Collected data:
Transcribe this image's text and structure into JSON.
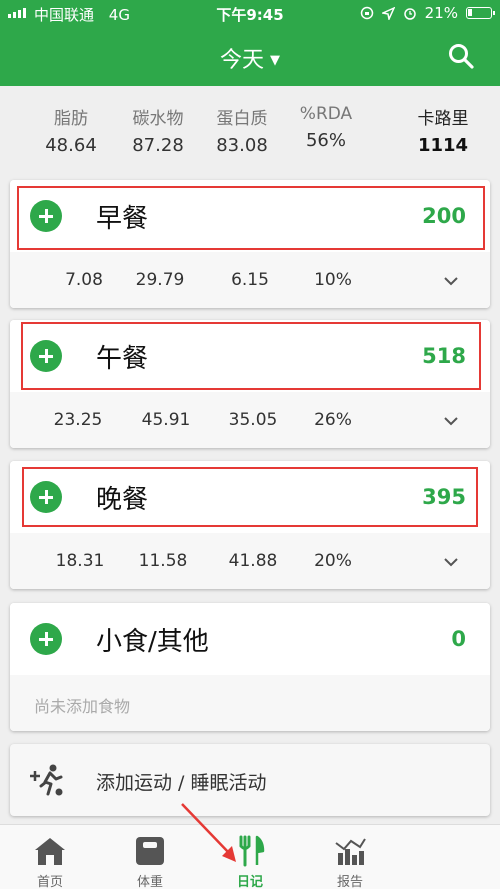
{
  "status_bar": {
    "carrier": "中国联通",
    "network": "4G",
    "time": "下午9:45",
    "battery": "21%",
    "battery_level": 0.21
  },
  "header": {
    "title": "今天"
  },
  "summary": {
    "labels": {
      "fat": "脂肪",
      "carbs": "碳水物",
      "protein": "蛋白质",
      "rda": "%RDA",
      "calories": "卡路里"
    },
    "values": {
      "fat": "48.64",
      "carbs": "87.28",
      "protein": "83.08",
      "rda": "56%",
      "calories": "1114"
    }
  },
  "meals": [
    {
      "name": "早餐",
      "calories": "200",
      "fat": "7.08",
      "carbs": "29.79",
      "protein": "6.15",
      "rda": "10%"
    },
    {
      "name": "午餐",
      "calories": "518",
      "fat": "23.25",
      "carbs": "45.91",
      "protein": "35.05",
      "rda": "26%"
    },
    {
      "name": "晚餐",
      "calories": "395",
      "fat": "18.31",
      "carbs": "11.58",
      "protein": "41.88",
      "rda": "20%"
    },
    {
      "name": "小食/其他",
      "calories": "0",
      "empty_text": "尚未添加食物"
    }
  ],
  "exercise": {
    "label": "添加运动 / 睡眠活动"
  },
  "tabs": [
    {
      "label": "首页",
      "icon": "home-icon"
    },
    {
      "label": "体重",
      "icon": "scale-icon"
    },
    {
      "label": "日记",
      "icon": "fork-knife-icon",
      "active": true
    },
    {
      "label": "报告",
      "icon": "report-chart-icon"
    }
  ],
  "colors": {
    "brand_green": "#2ea84a",
    "highlight_red": "#e53935"
  }
}
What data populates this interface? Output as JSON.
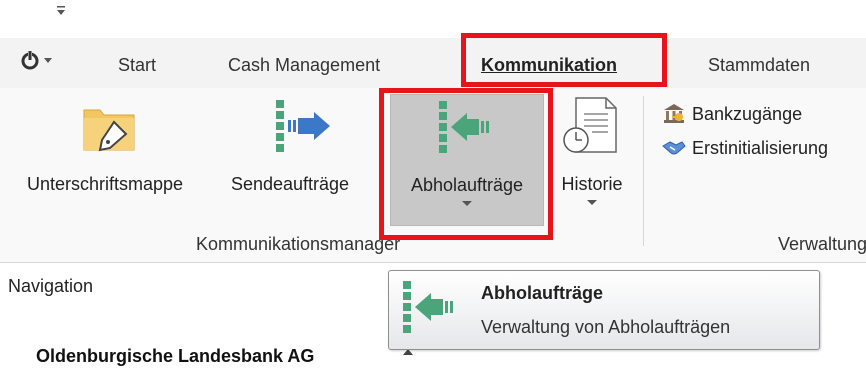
{
  "quick_access": {
    "customize_icon": "chevron-down-icon"
  },
  "tabs": [
    {
      "label": "Start"
    },
    {
      "label": "Cash Management"
    },
    {
      "label": "Kommunikation",
      "active": true
    },
    {
      "label": "Stammdaten"
    }
  ],
  "ribbon": {
    "group_kommunikation": {
      "label": "Kommunikationsmanager",
      "buttons": [
        {
          "label": "Unterschriftsmappe",
          "icon": "folder-pen-icon"
        },
        {
          "label": "Sendeaufträge",
          "icon": "send-orders-icon"
        },
        {
          "label": "Abholaufträge",
          "icon": "fetch-orders-icon"
        },
        {
          "label": "Historie",
          "icon": "history-icon"
        }
      ]
    },
    "group_verwaltung": {
      "label": "Verwaltung",
      "buttons": [
        {
          "label": "Bankzugänge",
          "icon": "bank-access-icon"
        },
        {
          "label": "Erstinitialisierung",
          "icon": "handshake-icon"
        }
      ]
    }
  },
  "navigation": {
    "label": "Navigation",
    "bank_name": "Oldenburgische Landesbank AG"
  },
  "tooltip": {
    "title": "Abholaufträge",
    "description": "Verwaltung von Abholaufträgen"
  },
  "colors": {
    "highlight": "#e8141b",
    "icon_green": "#4aa57a",
    "icon_blue": "#3b78c8"
  }
}
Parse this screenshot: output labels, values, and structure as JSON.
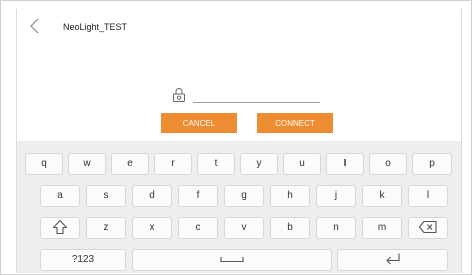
{
  "header": {
    "back_icon": "chevron-left-icon",
    "title": "NeoLight_TEST"
  },
  "password": {
    "icon": "lock-icon",
    "value": "",
    "placeholder": ""
  },
  "buttons": {
    "cancel_label": "CANCEL",
    "connect_label": "CONNECT"
  },
  "colors": {
    "accent": "#ee8c32",
    "keyboard_bg": "#eeeeee",
    "key_bg": "#fbfbfb"
  },
  "keyboard": {
    "row1": [
      "q",
      "w",
      "e",
      "r",
      "t",
      "y",
      "u",
      "I",
      "o",
      "p"
    ],
    "row2": [
      "a",
      "s",
      "d",
      "f",
      "g",
      "h",
      "j",
      "k",
      "l"
    ],
    "row3": [
      "z",
      "x",
      "c",
      "v",
      "b",
      "n",
      "m"
    ],
    "shift_icon": "shift-arrow-icon",
    "backspace_icon": "backspace-icon",
    "symbols_label": "?123",
    "space_icon": "space-bar-icon",
    "enter_icon": "enter-return-icon"
  }
}
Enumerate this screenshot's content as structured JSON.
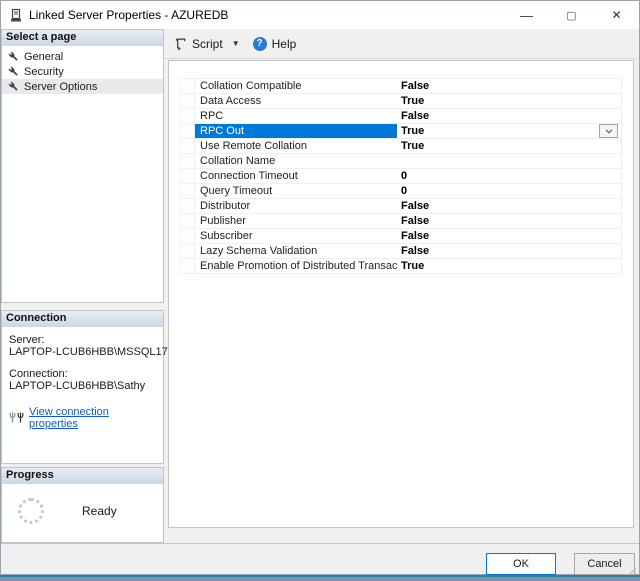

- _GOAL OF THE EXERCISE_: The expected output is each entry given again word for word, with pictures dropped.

- _EXERCISE ANSWER_:
Transcribe this image's text and structure into JSON.
{
  "status_bar": {
    "carrier": "中国联通",
    "network": "4G",
    "time": "下午9:45",
    "battery": "21%",
    "battery_level": 0.21
  },
  "header": {
    "title": "今天"
  },
  "summary": {
    "labels": {
      "fat": "脂肪",
      "carbs": "碳水物",
      "protein": "蛋白质",
      "rda": "%RDA",
      "calories": "卡路里"
    },
    "values": {
      "fat": "48.64",
      "carbs": "87.28",
      "protein": "83.08",
      "rda": "56%",
      "calories": "1114"
    }
  },
  "meals": [
    {
      "name": "早餐",
      "calories": "200",
      "fat": "7.08",
      "carbs": "29.79",
      "protein": "6.15",
      "rda": "10%"
    },
    {
      "name": "午餐",
      "calories": "518",
      "fat": "23.25",
      "carbs": "45.91",
      "protein": "35.05",
      "rda": "26%"
    },
    {
      "name": "晚餐",
      "calories": "395",
      "fat": "18.31",
      "carbs": "11.58",
      "protein": "41.88",
      "rda": "20%"
    },
    {
      "name": "小食/其他",
      "calories": "0",
      "empty_text": "尚未添加食物"
    }
  ],
  "exercise": {
    "label": "添加运动 / 睡眠活动"
  },
  "tabs": [
    {
      "label": "首页",
      "icon": "home-icon"
    },
    {
      "label": "体重",
      "icon": "scale-icon"
    },
    {
      "label": "日记",
      "icon": "fork-knife-icon",
      "active": true
    },
    {
      "label": "报告",
      "icon": "report-chart-icon"
    }
  ],
  "colors": {
    "brand_green": "#2ea84a",
    "highlight_red": "#e53935"
  }
}
What data populates this interface? Output as JSON.
{
  "quick_access": {
    "customize_icon": "chevron-down-icon"
  },
  "tabs": [
    {
      "label": "Start"
    },
    {
      "label": "Cash Management"
    },
    {
      "label": "Kommunikation",
      "active": true
    },
    {
      "label": "Stammdaten"
    }
  ],
  "ribbon": {
    "group_kommunikation": {
      "label": "Kommunikationsmanager",
      "buttons": [
        {
          "label": "Unterschriftsmappe",
          "icon": "folder-pen-icon"
        },
        {
          "label": "Sendeaufträge",
          "icon": "send-orders-icon"
        },
        {
          "label": "Abholaufträge",
          "icon": "fetch-orders-icon"
        },
        {
          "label": "Historie",
          "icon": "history-icon"
        }
      ]
    },
    "group_verwaltung": {
      "label": "Verwaltung",
      "buttons": [
        {
          "label": "Bankzugänge",
          "icon": "bank-access-icon"
        },
        {
          "label": "Erstinitialisierung",
          "icon": "handshake-icon"
        }
      ]
    }
  },
  "navigation": {
    "label": "Navigation",
    "bank_name": "Oldenburgische Landesbank AG"
  },
  "tooltip": {
    "title": "Abholaufträge",
    "description": "Verwaltung von Abholaufträgen"
  },
  "colors": {
    "highlight": "#e8141b",
    "icon_green": "#4aa57a",
    "icon_blue": "#3b78c8"
  }
}
Parse this screenshot: output labels, values, and structure as JSON.
{
  "header": {
    "back_icon": "chevron-left-icon",
    "title": "NeoLight_TEST"
  },
  "password": {
    "icon": "lock-icon",
    "value": "",
    "placeholder": ""
  },
  "buttons": {
    "cancel_label": "CANCEL",
    "connect_label": "CONNECT"
  },
  "colors": {
    "accent": "#ee8c32",
    "keyboard_bg": "#eeeeee",
    "key_bg": "#fbfbfb"
  },
  "keyboard": {
    "row1": [
      "q",
      "w",
      "e",
      "r",
      "t",
      "y",
      "u",
      "I",
      "o",
      "p"
    ],
    "row2": [
      "a",
      "s",
      "d",
      "f",
      "g",
      "h",
      "j",
      "k",
      "l"
    ],
    "row3": [
      "z",
      "x",
      "c",
      "v",
      "b",
      "n",
      "m"
    ],
    "shift_icon": "shift-arrow-icon",
    "backspace_icon": "backspace-icon",
    "symbols_label": "?123",
    "space_icon": "space-bar-icon",
    "enter_icon": "enter-return-icon"
  }
}
Enumerate this screenshot's content as structured JSON.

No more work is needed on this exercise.